Search the data for the string "marker", and report each line where it is found.

(Source records)
◇ ◇ ◇ ◇ ◇ ◇ ◇
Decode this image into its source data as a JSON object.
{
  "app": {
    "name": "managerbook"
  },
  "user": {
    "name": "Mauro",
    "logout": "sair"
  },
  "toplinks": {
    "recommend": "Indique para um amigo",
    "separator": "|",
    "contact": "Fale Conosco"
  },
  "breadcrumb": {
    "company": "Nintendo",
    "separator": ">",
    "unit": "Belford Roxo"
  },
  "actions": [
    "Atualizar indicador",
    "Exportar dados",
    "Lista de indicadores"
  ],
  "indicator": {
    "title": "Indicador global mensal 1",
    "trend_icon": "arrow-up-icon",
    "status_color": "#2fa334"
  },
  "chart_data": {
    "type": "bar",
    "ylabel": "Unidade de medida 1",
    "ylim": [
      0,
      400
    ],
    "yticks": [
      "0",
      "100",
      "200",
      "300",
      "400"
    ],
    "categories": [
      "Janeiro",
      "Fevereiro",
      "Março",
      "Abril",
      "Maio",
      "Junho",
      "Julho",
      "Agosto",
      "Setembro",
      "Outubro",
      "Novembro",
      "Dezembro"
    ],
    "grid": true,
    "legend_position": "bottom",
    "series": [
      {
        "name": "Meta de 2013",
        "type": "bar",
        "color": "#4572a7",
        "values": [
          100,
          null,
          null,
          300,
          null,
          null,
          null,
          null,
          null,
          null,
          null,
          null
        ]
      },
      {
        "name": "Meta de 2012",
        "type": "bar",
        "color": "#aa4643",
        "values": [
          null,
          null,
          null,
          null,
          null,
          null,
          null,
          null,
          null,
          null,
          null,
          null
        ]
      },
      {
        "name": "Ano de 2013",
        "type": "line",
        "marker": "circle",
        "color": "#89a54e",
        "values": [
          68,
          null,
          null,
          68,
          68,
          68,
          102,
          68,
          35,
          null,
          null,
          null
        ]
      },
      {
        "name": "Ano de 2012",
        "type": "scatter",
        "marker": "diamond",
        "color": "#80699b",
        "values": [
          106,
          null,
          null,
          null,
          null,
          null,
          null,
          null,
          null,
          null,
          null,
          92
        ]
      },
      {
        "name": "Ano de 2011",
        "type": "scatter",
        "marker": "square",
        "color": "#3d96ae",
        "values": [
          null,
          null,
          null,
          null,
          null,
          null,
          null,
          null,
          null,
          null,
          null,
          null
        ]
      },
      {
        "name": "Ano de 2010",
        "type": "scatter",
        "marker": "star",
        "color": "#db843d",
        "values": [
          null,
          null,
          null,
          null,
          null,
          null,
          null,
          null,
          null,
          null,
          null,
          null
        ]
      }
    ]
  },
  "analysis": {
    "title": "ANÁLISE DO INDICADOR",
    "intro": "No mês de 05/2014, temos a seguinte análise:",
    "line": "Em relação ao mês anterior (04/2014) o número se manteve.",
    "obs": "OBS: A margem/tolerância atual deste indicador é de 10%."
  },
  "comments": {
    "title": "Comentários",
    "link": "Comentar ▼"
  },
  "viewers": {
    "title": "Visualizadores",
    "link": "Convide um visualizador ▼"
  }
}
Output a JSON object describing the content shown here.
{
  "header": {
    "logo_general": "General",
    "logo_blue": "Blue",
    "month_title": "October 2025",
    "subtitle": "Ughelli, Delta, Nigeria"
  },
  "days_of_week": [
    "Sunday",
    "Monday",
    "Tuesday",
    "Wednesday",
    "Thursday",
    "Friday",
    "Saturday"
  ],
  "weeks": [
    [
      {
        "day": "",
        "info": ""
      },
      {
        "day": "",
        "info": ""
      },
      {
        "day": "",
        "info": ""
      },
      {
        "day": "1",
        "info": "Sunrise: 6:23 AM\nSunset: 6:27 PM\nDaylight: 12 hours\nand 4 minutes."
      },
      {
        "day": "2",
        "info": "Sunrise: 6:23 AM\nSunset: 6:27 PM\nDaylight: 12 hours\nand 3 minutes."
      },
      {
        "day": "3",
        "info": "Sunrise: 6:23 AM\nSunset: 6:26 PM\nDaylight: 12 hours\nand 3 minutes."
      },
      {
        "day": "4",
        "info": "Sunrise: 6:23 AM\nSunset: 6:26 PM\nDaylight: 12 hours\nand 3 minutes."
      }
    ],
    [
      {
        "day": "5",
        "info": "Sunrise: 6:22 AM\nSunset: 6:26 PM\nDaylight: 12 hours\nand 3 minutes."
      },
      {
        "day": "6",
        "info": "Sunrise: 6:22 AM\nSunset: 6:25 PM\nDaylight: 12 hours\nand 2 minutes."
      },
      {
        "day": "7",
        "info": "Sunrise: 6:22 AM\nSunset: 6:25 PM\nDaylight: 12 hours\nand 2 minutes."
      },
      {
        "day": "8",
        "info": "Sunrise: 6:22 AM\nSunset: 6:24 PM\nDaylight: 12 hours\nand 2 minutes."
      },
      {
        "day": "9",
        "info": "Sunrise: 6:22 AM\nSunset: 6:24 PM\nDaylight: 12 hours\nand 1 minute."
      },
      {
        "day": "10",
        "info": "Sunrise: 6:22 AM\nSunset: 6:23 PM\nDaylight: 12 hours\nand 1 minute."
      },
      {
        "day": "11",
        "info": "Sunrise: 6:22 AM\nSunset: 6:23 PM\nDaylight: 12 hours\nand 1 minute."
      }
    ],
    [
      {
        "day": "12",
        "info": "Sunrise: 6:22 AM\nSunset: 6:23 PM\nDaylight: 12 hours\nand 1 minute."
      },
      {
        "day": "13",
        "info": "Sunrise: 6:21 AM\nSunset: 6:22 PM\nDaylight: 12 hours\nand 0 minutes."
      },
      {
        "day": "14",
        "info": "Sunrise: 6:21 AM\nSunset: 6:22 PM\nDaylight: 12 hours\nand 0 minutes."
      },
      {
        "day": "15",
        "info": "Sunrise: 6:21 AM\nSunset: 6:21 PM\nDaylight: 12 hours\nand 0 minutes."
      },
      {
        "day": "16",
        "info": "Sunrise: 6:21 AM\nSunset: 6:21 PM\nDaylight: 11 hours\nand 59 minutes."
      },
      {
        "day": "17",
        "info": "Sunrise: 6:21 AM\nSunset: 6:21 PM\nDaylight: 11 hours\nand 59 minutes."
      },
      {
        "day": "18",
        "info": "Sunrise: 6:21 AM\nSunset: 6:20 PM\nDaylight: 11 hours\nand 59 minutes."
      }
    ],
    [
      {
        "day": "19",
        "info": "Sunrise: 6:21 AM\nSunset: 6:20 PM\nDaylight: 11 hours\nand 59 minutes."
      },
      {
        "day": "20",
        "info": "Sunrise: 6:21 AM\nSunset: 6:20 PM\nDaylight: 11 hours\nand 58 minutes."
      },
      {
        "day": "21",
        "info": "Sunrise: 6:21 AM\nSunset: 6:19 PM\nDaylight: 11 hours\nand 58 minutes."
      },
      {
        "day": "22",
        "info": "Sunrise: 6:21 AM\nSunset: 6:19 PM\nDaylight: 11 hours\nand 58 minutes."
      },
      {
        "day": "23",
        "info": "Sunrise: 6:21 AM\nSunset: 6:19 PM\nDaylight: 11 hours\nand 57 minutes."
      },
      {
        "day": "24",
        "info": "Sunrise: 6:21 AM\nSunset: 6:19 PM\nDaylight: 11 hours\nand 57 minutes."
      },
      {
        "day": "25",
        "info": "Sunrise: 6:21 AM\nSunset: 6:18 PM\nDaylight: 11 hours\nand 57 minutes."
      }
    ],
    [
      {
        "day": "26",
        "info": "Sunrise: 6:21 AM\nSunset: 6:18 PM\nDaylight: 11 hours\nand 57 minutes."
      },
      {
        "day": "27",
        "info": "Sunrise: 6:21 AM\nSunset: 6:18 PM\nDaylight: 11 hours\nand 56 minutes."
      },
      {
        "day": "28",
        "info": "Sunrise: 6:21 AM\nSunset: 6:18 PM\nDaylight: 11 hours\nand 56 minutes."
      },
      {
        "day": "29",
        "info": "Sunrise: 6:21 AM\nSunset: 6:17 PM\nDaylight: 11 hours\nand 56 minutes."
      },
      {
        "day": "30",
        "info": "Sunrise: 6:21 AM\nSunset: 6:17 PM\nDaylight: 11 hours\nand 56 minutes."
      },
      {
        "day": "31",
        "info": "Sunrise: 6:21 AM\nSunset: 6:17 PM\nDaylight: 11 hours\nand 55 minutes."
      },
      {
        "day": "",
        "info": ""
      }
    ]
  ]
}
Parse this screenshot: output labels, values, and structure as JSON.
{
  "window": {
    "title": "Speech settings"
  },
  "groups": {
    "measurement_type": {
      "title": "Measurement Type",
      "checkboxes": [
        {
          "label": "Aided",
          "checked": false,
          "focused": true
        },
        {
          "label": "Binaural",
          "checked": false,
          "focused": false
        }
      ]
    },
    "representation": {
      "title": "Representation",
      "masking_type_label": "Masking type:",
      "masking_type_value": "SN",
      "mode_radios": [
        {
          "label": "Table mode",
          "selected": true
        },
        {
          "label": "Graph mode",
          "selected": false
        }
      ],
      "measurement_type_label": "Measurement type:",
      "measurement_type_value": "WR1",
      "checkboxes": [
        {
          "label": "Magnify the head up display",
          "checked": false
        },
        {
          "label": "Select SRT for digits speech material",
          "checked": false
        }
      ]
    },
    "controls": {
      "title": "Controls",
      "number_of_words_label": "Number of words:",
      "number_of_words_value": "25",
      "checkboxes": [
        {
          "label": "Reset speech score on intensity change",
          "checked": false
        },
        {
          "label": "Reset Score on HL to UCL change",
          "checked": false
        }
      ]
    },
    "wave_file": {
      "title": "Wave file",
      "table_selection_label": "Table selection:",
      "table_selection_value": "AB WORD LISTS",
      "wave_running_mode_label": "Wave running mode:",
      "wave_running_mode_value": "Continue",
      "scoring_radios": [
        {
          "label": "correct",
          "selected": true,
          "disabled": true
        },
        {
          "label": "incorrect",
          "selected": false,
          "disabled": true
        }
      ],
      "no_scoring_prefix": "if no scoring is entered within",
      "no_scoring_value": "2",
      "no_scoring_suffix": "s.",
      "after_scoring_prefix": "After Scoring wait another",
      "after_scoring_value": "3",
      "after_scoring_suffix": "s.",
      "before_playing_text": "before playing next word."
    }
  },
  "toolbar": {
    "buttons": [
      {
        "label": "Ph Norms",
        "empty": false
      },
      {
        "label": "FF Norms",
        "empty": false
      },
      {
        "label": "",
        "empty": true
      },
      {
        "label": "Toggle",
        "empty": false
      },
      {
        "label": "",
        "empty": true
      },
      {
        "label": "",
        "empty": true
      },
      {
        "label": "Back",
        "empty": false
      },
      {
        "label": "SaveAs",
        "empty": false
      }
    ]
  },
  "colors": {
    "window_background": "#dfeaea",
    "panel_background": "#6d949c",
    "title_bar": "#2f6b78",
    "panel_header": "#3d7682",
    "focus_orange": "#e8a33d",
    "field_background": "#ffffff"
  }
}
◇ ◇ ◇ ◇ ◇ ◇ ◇
* _Task result_:
        "marker": "circle",
        "marker": "diamond",
        "marker": "square",
        "marker": "star",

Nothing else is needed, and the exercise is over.